[App and web page records]
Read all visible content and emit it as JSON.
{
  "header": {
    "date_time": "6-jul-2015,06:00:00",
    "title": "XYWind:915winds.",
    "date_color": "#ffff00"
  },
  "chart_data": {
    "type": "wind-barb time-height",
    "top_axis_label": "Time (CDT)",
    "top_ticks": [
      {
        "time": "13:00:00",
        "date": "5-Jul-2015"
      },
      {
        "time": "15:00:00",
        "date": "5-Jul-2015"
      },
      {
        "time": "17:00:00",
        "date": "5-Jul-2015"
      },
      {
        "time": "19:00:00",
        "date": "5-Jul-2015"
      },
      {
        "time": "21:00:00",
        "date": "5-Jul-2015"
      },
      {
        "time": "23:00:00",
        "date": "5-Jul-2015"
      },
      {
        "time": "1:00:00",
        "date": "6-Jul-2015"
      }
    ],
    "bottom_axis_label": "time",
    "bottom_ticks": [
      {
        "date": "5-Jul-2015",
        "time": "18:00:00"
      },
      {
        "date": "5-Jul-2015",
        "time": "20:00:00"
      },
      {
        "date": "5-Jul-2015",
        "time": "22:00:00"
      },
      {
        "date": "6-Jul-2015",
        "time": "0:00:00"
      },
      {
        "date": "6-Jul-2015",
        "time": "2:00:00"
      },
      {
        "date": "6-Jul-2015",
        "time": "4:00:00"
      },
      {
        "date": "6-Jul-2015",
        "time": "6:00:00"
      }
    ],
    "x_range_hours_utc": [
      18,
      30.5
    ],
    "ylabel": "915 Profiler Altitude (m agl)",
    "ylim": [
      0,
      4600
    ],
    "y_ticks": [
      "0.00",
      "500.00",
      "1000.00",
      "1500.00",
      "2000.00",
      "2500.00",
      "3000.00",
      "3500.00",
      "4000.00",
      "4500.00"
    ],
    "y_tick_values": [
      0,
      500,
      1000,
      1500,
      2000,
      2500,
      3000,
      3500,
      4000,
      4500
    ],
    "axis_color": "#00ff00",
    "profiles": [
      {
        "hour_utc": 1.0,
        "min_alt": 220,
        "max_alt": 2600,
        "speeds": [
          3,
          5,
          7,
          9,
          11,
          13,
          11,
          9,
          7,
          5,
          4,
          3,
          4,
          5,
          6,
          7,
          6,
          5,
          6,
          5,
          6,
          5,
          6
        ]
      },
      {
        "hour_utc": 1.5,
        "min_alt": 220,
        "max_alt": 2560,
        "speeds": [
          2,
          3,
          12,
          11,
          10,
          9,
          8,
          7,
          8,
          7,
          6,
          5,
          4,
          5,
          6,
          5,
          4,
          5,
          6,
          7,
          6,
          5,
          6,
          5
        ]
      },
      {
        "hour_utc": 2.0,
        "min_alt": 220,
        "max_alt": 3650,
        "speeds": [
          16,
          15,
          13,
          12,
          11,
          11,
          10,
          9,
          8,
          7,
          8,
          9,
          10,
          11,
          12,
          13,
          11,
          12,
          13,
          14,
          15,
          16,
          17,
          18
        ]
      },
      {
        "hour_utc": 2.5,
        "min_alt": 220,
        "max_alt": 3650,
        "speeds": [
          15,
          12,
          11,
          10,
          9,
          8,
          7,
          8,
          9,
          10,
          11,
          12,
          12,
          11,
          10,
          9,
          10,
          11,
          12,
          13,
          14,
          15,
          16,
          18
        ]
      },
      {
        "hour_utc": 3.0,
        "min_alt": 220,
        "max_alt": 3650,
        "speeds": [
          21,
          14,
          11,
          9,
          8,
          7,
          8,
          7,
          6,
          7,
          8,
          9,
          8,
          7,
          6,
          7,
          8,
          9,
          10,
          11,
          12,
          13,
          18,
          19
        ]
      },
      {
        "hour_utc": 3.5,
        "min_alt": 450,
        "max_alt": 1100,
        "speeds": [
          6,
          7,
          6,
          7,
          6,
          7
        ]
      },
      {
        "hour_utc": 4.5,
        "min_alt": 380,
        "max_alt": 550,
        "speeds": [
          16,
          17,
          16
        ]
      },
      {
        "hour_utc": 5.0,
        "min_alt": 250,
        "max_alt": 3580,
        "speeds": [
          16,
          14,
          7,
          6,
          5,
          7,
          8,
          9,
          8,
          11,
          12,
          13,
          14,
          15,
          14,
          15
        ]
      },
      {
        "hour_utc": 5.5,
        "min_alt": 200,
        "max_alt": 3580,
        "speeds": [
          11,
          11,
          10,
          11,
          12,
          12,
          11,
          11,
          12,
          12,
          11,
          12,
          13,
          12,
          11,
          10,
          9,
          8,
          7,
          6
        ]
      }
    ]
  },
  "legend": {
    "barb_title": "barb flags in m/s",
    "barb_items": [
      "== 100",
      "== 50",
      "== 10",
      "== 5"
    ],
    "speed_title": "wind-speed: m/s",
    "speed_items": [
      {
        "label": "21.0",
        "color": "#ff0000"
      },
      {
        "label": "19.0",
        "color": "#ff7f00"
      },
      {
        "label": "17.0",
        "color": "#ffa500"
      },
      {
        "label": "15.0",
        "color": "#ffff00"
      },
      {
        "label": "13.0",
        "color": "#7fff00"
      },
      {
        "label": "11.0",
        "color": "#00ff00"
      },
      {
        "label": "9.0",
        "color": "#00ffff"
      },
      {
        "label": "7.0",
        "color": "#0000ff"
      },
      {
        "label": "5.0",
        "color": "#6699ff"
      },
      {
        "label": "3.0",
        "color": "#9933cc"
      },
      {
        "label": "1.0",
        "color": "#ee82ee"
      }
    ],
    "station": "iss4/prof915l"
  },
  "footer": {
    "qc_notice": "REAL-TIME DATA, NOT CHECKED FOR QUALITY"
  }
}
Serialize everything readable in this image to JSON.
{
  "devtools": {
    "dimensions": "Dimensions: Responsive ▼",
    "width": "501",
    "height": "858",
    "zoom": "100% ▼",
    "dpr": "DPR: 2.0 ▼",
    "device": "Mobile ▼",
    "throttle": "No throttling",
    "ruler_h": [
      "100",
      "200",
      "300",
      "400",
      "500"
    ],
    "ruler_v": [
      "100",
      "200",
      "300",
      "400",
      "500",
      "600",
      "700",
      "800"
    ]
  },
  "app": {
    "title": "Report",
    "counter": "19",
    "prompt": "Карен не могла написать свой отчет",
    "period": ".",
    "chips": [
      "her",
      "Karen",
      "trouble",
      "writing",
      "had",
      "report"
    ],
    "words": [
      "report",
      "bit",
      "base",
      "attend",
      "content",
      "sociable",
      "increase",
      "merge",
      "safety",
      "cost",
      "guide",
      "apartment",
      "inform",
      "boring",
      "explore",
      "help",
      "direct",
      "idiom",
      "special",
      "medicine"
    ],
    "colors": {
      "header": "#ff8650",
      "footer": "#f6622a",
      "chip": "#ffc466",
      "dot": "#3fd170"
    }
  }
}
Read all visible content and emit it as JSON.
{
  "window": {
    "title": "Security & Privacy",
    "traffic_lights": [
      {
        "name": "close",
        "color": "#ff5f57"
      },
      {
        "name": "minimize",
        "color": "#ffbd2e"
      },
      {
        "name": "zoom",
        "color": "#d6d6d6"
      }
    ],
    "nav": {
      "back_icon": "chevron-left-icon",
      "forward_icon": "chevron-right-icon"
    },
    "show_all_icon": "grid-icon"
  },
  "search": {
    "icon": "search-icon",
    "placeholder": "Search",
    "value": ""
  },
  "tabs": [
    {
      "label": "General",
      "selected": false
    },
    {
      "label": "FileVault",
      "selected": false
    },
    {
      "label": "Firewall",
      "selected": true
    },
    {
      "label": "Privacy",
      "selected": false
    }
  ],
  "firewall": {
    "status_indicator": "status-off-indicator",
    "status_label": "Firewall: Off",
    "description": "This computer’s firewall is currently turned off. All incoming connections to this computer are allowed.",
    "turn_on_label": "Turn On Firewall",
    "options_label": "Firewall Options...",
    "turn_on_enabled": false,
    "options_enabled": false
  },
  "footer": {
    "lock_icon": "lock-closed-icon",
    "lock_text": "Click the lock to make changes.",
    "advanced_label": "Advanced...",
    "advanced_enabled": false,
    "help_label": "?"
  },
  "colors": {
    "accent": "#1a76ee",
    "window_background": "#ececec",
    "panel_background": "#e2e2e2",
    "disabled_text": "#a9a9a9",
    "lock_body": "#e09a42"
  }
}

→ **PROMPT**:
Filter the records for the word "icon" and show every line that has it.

→ **RESPONSE TO THE TASK**:
      "back_icon": "chevron-left-icon",
      "forward_icon": "chevron-right-icon"
    "show_all_icon": "grid-icon"
    "icon": "search-icon",
    "lock_icon": "lock-closed-icon",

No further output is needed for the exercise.